Two teaching strategies are often effective in teaching students to recognize and understand the cause/effect text structure: teaching signal words (because, so, and since) and teaching the three types of cause/effect relationships (stated, unstated, and sequential).What is a good example of cause and effect? ›
For example, a man offends his neighbor by insulting him (the cause). His neighbor becomes angry (the effect and the next cause) and he in turn tells his friends (the next effect and cause). His friends also become angry (another effect and cause) and tell their friends (another effect and cause).What is an example of cause and effect in the classroom? ›
For example: Maddie didn't want to go to school because she was being bullied. The cause is she was being bullied. The effect is Maddie didn't want to go to school. In Nonfiction: They are used to explain many social studies and science concepts.What is cause and effect activities for toddlers? ›
Developing cause and effect is an important stage in a child's play, learning and social communication development. This kind of play helps the child to learn that their actions can cause something to happen. When a child pushes a ball down a hole the ball falls, when the child pulls an adult they come.What is the most effective way to help a child learn new behavior? ›
New skills can encourage good behaviour in children. You can help children learn new skills with modelling, instructions and step-by-step guidance. Practice, repetition, praise and encouragement are key to learning new skills.What is an easy cause and effect example? ›
If you disobeyed your mother, you didn't get dessert. If you failed to study for a test, you got a bad grade. These cause-and-effect relationships are simple and straightforward.

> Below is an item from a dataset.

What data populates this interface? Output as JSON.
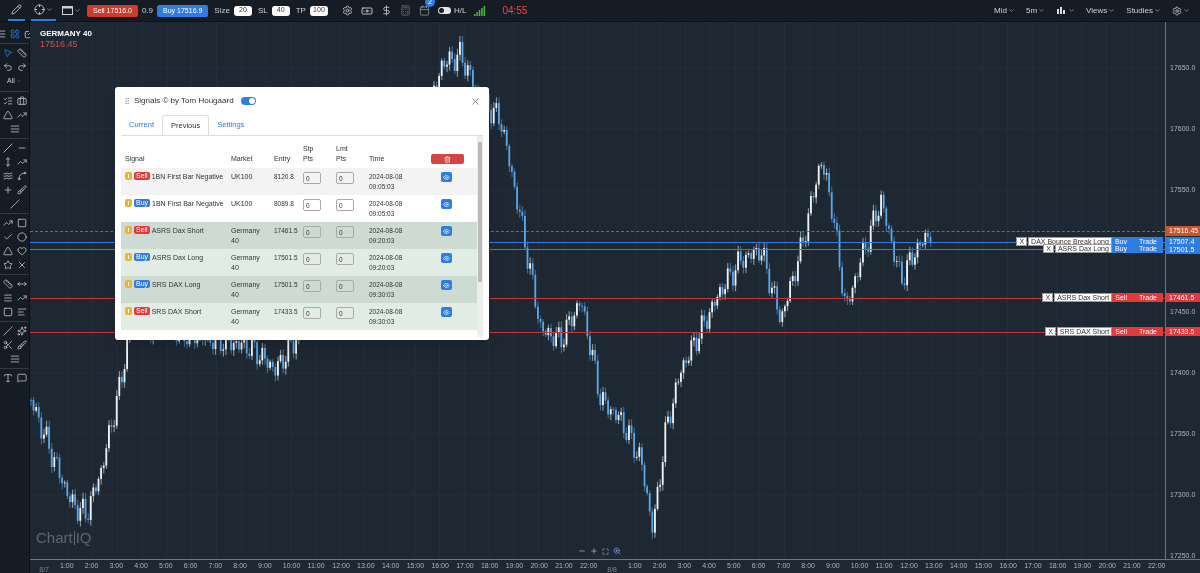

What are the four commonly used categories of cause and effect? ›
Decide on the categories of causes for the effect. Useful categories of causes in a classic fishbone diagram include Materials, Methods, Equipment, Environment, and People. Another way to think of categories is in terms of causes at each major step in the process.